_Activity_:
If a line in the material below has the word "PersonRequest", copy it.

_ _ _

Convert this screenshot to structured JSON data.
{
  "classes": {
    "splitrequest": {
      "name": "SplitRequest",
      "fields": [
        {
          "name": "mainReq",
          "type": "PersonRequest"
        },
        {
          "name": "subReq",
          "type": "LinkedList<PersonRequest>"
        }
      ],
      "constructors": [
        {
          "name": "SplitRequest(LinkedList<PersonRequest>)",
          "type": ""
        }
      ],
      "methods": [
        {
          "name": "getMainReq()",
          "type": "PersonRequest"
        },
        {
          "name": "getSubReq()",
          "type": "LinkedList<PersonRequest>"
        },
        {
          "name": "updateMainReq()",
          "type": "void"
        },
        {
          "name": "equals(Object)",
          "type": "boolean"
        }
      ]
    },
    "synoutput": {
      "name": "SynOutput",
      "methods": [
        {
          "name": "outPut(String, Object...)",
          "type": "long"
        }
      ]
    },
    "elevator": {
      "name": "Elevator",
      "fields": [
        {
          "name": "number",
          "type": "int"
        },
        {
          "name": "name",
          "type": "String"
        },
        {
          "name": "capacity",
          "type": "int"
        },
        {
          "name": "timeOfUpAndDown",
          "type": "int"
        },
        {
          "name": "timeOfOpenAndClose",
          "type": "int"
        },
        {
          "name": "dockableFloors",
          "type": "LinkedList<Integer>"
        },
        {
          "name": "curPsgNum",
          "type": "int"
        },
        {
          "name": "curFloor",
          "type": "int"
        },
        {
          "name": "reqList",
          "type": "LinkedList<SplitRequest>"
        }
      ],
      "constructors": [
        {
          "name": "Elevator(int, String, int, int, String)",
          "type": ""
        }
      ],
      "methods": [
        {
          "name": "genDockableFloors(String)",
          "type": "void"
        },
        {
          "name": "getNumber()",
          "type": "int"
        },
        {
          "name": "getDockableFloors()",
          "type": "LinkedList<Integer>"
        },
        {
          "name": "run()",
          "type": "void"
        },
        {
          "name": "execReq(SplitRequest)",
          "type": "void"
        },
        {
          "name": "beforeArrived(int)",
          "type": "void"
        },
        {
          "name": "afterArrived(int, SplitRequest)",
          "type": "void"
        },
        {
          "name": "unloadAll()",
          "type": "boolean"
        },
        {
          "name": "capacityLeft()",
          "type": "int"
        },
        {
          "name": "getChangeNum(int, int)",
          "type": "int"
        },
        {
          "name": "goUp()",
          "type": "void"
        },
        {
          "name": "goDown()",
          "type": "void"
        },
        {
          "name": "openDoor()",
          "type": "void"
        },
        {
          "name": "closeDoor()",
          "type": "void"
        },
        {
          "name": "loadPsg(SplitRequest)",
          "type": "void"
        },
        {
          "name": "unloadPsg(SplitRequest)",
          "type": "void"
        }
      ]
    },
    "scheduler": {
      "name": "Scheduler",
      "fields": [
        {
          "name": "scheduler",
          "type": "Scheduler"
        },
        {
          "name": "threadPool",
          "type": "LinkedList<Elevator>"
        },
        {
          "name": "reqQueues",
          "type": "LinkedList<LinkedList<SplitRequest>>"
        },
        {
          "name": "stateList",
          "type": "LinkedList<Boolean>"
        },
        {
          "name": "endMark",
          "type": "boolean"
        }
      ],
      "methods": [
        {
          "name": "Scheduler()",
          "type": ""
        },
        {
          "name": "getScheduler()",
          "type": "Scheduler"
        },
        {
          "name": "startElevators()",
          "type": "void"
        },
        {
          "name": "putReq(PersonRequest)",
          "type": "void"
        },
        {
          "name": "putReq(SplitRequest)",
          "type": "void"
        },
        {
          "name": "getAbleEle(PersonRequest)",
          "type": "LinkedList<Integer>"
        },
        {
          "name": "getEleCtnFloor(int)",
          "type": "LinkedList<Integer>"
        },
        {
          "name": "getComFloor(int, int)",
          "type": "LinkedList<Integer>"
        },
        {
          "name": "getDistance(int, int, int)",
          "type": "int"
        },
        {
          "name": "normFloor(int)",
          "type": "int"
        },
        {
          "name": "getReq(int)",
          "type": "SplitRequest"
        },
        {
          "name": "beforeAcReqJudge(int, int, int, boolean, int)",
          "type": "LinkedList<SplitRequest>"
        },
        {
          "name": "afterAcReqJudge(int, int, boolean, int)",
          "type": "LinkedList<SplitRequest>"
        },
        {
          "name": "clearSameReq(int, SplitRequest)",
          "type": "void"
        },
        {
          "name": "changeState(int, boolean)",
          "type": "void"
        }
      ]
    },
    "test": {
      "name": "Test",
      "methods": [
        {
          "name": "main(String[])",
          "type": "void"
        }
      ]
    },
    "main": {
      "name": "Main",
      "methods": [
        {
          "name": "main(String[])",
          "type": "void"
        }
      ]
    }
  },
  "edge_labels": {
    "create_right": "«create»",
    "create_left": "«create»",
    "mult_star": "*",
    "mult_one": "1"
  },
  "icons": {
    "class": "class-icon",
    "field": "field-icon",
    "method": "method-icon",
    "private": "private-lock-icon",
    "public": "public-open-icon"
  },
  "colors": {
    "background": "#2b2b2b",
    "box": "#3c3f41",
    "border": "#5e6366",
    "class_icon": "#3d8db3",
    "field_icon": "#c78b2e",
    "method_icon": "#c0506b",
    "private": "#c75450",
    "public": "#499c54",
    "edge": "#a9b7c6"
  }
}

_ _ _

_Answer for this exercise_:
          "type": "PersonRequest"
          "type": "LinkedList<PersonRequest>"
          "name": "SplitRequest(LinkedList<PersonRequest>)",
          "type": "PersonRequest"
          "type": "LinkedList<PersonRequest>"
          "name": "putReq(PersonRequest)",
          "name": "getAbleEle(PersonRequest)",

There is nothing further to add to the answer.